ACTIVITY.
Look through the data below, tally the lines where "header" occurs, and write the total alone.

SUPPLIED DATA.
####

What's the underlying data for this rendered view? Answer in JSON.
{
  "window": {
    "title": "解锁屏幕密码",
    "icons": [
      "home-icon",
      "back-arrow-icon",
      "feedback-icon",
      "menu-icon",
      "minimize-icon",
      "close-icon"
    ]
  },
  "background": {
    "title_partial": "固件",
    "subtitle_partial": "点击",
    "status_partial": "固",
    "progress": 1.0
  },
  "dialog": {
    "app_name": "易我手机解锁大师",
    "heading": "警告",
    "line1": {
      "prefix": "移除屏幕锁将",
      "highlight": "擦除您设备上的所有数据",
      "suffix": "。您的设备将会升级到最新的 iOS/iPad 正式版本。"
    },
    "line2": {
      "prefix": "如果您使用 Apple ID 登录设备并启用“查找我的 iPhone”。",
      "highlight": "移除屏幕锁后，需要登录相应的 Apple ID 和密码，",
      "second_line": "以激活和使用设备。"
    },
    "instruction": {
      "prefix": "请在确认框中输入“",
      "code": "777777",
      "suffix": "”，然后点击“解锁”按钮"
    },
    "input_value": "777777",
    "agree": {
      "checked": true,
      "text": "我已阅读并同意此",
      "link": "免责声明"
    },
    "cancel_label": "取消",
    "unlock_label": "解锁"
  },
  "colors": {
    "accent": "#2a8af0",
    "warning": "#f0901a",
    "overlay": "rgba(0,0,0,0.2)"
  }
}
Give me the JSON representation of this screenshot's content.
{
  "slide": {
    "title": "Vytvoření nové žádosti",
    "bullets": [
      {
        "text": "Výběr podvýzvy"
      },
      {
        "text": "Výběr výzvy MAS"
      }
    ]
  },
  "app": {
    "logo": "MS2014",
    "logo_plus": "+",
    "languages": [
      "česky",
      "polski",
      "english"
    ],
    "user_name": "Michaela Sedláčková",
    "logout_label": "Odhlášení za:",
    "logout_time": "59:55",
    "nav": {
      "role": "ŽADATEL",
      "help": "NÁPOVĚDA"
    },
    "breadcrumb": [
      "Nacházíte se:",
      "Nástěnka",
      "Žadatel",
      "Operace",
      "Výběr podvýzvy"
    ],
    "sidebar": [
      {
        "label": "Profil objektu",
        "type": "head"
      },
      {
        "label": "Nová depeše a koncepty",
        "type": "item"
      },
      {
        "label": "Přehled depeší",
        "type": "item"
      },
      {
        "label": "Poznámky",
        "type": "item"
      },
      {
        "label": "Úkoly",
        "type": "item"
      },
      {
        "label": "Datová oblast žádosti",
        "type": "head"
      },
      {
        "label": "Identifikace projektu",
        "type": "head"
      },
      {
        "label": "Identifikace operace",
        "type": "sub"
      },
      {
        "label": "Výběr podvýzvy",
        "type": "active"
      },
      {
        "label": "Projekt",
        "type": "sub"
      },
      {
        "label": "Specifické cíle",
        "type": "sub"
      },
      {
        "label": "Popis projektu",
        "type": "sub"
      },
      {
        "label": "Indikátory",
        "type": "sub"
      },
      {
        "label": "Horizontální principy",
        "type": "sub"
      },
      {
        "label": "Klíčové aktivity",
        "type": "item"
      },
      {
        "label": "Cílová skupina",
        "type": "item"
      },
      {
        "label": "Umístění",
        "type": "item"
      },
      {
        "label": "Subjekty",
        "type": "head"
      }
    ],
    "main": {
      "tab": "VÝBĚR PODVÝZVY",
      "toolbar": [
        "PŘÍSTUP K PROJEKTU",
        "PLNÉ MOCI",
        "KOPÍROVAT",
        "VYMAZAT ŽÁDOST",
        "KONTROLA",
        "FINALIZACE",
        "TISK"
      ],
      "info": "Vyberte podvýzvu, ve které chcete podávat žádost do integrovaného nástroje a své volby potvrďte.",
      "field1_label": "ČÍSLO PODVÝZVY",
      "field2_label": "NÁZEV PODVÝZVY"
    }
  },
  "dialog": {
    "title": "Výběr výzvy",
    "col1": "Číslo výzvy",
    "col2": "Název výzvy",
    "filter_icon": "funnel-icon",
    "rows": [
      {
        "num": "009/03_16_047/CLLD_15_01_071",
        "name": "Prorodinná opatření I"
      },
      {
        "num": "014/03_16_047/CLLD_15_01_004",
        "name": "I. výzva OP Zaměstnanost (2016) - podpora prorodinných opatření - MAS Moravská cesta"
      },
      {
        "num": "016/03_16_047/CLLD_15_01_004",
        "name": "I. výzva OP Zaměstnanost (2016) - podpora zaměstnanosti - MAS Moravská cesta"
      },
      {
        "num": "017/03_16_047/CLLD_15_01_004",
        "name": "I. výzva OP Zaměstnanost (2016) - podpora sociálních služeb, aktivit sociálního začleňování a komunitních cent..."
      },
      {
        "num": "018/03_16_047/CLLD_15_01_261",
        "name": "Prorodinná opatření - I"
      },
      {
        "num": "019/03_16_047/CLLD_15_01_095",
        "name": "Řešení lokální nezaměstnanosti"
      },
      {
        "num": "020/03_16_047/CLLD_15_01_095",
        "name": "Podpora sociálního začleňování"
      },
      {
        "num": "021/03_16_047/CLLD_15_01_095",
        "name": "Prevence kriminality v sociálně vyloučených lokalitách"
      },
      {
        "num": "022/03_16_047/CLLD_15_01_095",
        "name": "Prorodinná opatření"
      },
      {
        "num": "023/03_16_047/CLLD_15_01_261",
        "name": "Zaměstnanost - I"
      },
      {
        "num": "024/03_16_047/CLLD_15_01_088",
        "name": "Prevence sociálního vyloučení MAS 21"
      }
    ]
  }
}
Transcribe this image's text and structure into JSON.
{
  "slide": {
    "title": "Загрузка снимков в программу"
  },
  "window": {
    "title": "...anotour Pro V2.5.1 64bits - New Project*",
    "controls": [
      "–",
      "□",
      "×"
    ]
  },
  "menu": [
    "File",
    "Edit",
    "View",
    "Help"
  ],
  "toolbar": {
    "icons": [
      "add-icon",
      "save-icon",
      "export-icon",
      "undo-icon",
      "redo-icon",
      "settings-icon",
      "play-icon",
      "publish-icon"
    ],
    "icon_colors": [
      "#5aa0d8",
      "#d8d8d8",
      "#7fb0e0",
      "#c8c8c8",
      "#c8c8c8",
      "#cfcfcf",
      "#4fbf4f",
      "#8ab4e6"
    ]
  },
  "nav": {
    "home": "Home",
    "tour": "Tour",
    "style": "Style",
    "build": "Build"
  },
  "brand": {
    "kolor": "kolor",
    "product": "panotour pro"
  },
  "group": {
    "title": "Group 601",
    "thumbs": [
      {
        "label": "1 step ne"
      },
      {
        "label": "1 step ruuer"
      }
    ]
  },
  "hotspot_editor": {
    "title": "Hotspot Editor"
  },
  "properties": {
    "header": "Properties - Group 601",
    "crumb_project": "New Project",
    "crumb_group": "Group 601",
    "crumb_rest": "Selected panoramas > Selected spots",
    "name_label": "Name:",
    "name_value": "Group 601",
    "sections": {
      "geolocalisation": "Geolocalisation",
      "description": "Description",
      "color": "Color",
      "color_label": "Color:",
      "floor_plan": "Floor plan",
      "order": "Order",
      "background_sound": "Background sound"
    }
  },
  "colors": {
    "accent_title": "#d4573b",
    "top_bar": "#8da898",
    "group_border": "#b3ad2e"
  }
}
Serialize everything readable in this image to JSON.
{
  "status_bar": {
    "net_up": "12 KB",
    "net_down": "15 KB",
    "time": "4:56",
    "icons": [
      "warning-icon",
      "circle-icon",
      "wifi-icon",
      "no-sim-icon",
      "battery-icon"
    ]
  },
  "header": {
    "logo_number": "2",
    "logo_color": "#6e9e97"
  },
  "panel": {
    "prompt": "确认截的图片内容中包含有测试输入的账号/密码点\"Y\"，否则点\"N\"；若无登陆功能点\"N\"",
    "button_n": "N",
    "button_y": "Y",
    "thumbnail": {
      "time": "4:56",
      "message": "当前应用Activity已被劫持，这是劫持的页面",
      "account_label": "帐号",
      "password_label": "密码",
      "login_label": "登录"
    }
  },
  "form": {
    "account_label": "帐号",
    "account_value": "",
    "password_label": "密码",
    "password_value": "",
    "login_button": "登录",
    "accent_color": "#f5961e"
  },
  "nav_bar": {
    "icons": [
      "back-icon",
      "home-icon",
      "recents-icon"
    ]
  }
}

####

RESULT OF THE TASK.
2